*** RECORDED DATA Section Begins ***
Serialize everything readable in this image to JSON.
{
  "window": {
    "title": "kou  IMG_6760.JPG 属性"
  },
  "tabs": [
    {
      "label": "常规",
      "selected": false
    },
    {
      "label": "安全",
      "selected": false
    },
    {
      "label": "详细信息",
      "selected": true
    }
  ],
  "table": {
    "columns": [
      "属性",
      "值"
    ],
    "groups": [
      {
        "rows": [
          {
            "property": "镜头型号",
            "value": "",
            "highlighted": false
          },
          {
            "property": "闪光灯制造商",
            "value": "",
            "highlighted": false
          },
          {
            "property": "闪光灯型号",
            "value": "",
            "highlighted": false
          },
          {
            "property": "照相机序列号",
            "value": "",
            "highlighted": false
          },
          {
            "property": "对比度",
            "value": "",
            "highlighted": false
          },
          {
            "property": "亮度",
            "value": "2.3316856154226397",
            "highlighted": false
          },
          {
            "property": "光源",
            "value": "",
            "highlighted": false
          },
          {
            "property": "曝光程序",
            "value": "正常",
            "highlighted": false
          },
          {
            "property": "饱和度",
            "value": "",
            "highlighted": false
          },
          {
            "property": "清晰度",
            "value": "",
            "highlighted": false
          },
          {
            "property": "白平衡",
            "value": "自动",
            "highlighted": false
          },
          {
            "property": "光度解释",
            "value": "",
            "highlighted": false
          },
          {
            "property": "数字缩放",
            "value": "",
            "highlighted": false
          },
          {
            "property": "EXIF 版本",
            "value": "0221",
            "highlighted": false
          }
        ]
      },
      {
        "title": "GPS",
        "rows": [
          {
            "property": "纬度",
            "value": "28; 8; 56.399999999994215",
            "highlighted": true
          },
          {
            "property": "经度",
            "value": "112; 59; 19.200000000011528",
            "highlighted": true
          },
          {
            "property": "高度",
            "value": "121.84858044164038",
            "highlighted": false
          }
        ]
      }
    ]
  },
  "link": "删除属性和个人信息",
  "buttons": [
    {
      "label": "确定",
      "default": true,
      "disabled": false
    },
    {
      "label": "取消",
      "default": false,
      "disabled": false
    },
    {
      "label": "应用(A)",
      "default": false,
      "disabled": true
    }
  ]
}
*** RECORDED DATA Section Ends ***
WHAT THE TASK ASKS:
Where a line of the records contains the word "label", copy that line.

TASK RESPONSE:
      "label": "常规",
      "label": "安全",
      "label": "详细信息",
      "label": "确定",
      "label": "取消",
      "label": "应用(A)",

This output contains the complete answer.